Among those I invited was Alexei Navalny, hoping to discuss the "managed democracy" of post-Yeltsin Russia. I was game, but Navalny declined. It was worth a try. But I sold a broadcast license to—among others—Russia Today, which is financed by the Russian taxpayer. I am therefore to be held complicit—at least in Harding's judgment—in Russian state repression.
Harding's buddies are spared this sort of nonsense. Ewen MacAskill, who spent years in Hong Kong writing for The China Daily, gets the benefit of the doubt, having been, says Harding "in theory at least"—meaning "not really"—employed in “the Chinese Communist Party's official propaganda unit.” And yet it is considered self-evident that I identify with Vladimir Putin. This is the level of sophistication of the author who imputes to me a "Manichean world view."
If anyone should answer to the charge of "Manicheanism," it is Harding, who, when he is not slogging through clumsy Hollywood film treatments smearing whistleblowers, can be found busily obsessing over Putin in the pages of The Guardian.
Decades after the Cold War, British liberal antipathy to Russia continues to distort the perception of human rights transgressions at home. Harding just cannot resist insinuating that the "high-minded and melodramatic" Snowden's residency in Russia makes him a useful idiot, a "gift to Putin." He spends a whole chapter seriously trying to argue that Russia is holding Snowden "captive."
Outside of Harding's alternative reality, Snowden is a refugee. Russia is not holding him captive. I know this. I had one of my employees stay with him 24 hours a day for four months to make sure his rights were respected.
Anyway, it is quite odious that Snowden is being beaten over the head with Russia by The Guardian—a publication he ought to have been able to trust. Snowden has to be in Russia. Russia is now the only place asylum for him can be meaningful. If he is anyone's captive, he is a peculiar kind of captive of the United States, which, having canceled his passport, will not allow him to safely leave Russia's borders, trapping him there.

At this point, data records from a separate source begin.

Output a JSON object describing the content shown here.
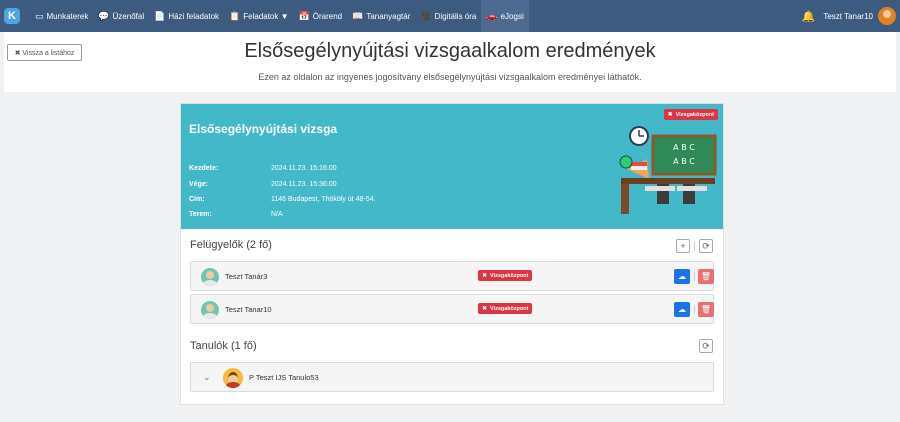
{
  "nav": {
    "logo": "K",
    "items": [
      {
        "icon": "▭",
        "label": "Munkaterek"
      },
      {
        "icon": "💬",
        "label": "Üzenőfal"
      },
      {
        "icon": "📄",
        "label": "Házi feladatok"
      },
      {
        "icon": "📋",
        "label": "Feladatok ▼"
      },
      {
        "icon": "📅",
        "label": "Órarend"
      },
      {
        "icon": "📖",
        "label": "Tananyagtár"
      },
      {
        "icon": "🎥",
        "label": "Digitális óra"
      },
      {
        "icon": "🚗",
        "label": "eJogsi"
      }
    ],
    "user": "Teszt Tanar10"
  },
  "header": {
    "back_label": "✖ Vissza a listához",
    "title": "Elsősegélynyújtási vizsgaalkalom eredmények",
    "subtitle": "Ezen az oldalon az ingyenes jogosítvány elsősegélynyújtási vizsgaalkalom eredményei láthatók."
  },
  "exam": {
    "title": "Elsősegélynyújtási vizsga",
    "badge": "Vizsgaközpont",
    "fields": [
      {
        "label": "Kezdete:",
        "value": "2024.11.23. 15:16:00"
      },
      {
        "label": "Vége:",
        "value": "2024.11.23. 15:36:00"
      },
      {
        "label": "Cím:",
        "value": "1146 Budapest, Thököly út 48-54."
      },
      {
        "label": "Terem:",
        "value": "N/A"
      }
    ],
    "board_text": [
      "A B C",
      "A B C"
    ]
  },
  "supervisors": {
    "title": "Felügyelők (2 fő)",
    "items": [
      {
        "name": "Teszt Tanár3",
        "badge": "Vizsgaközpont"
      },
      {
        "name": "Teszt Tanar10",
        "badge": "Vizsgaközpont"
      }
    ]
  },
  "students": {
    "title": "Tanulók (1 fő)",
    "items": [
      {
        "name": "P Teszt IJS Tanulo53"
      }
    ]
  },
  "colors": {
    "nav_bg": "#3d5a80",
    "banner": "#43b8c8",
    "badge": "#dc3545",
    "cloud": "#1a73e8",
    "trash": "#e57373"
  }
}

Even if Russia may not be kind to its journalists or its dissidents, granting Snowden asylum was a good thing to do and it deserves praise. Thanks to Russia (and thanks to WikiLeaks), Snowden remains free. Only someone with a "Manichean world view" would be unable to acknowledge this.

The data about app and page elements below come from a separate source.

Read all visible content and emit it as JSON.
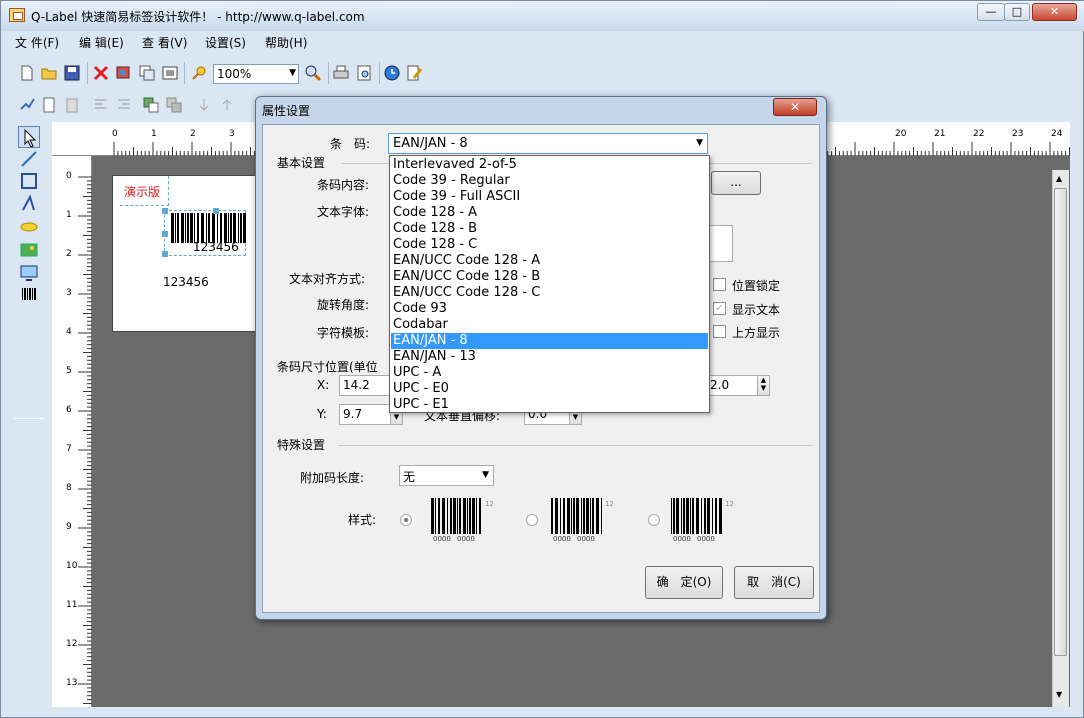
{
  "window": {
    "title": "Q-Label 快速简易标签设计软件！ - http://www.q-label.com",
    "min_glyph": "—",
    "max_glyph": "□",
    "close_glyph": "✕"
  },
  "menubar": [
    "文 件(F)",
    "编 辑(E)",
    "查 看(V)",
    "设置(S)",
    "帮助(H)"
  ],
  "toolbar": {
    "zoom": "100%",
    "icons": [
      "new-file-icon",
      "open-folder-icon",
      "save-icon",
      "delete-icon",
      "copy-icon",
      "paste-icon",
      "select-icon",
      "zoom-in-icon",
      "zoom-tool-icon",
      "print-icon",
      "print-preview-icon",
      "clock-icon",
      "edit-icon"
    ]
  },
  "rulers": {
    "top": [
      "0",
      "1",
      "2",
      "3",
      "20",
      "21",
      "22",
      "23",
      "24"
    ],
    "left": [
      "0",
      "1",
      "2",
      "3",
      "4",
      "5",
      "6",
      "7",
      "8",
      "9",
      "10",
      "11",
      "12",
      "13"
    ]
  },
  "canvas": {
    "demo_text": "演示版",
    "barcode_number": "123456",
    "text_object": "123456"
  },
  "dialog": {
    "title": "属性设置",
    "close_glyph": "✕",
    "barcode_label": "条　码:",
    "barcode_value": "EAN/JAN - 8",
    "basic_group": "基本设置",
    "content_label": "条码内容:",
    "font_label": "文本字体:",
    "align_label": "文本对齐方式:",
    "rotate_label": "旋转角度:",
    "template_label": "字符模板:",
    "browse_label": "...",
    "lock_label": "位置锁定",
    "show_text_label": "显示文本",
    "top_show_label": "上方显示",
    "size_group": "条码尺寸位置(单位",
    "x_label": "X:",
    "x_value": "14.2",
    "y_label": "Y:",
    "y_value": "9.7",
    "right_value": "2.0",
    "vert_offset_label": "文本垂直偏移:",
    "vert_offset_value": "0.0",
    "special_group": "特殊设置",
    "addon_label": "附加码长度:",
    "addon_value": "无",
    "style_label": "样式:",
    "style_digits": [
      "0000",
      "0000",
      "12"
    ],
    "ok_label": "确　定(O)",
    "cancel_label": "取　消(C)"
  },
  "code_options": [
    "Interlevaved 2-of-5",
    "Code 39 - Regular",
    "Code 39 - Full ASCII",
    "Code 128 - A",
    "Code 128 - B",
    "Code 128 - C",
    "EAN/UCC Code 128 - A",
    "EAN/UCC Code 128 - B",
    "EAN/UCC Code 128 - C",
    "Code 93",
    "Codabar",
    "EAN/JAN - 8",
    "EAN/JAN - 13",
    "UPC - A",
    "UPC - E0",
    "UPC - E1"
  ],
  "selected_option": "EAN/JAN - 8",
  "colors": {
    "accent": "#3399ff",
    "demo_text": "#e02020",
    "canvas_bg": "#6b6b6b"
  }
}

The most disappointing thing of all about The Snowden Files is that it is exploitative. It should not have existed at all. We all understand the pressures facing print journalism and the need to diversify revenue in order to cross-subsidize investigative journalism. But investigative journalism involves being able to develop relationships of trust with your sources.
There is a conflict of interest here. Edward Snowden was left in the lurch in Hong Kong by The Guardian, and WikiLeaks had to step in to make sure he was safe. While WikiLeaks worked to find him a safe haven, The Guardianwas already plotting to sell the film rights.
How can one reconcile the duty to a source with the mad rush to be the first to market with a lucrative, self-glorifying, unauthorized biography? For all the risks he took, Snowden deserves better than this.
The Snowden Files is a walloping fraud, written by frauds to be praised by frauds. Michiko Kakutani, the renowned New York Times book critic, wrote that it "reads like a le Carré novel crossed with something by Kafka." Really? It's more Tom Clancy meets Dan Brown, but without the crowd-pleasing plot, a thriller without thrills by the man who wasn't there.
That a work so artless, so exploitative, so self-congratulatory, so cynical, so perfectly mediocre as The Snowden Files could receive such blinding praise from such a reputed critic completes the farce. The Snowden Files is—in effect if not in substance—a window into the tiny, shrinking world of industrial journalism and the swindling hacks that live in it.
For Snowden's sake, it is fortunate that Oliver Stone and his production team seem to know what they are doing. Without their intervention, we might now have been facing another Guardian-inspired box office catastrophe.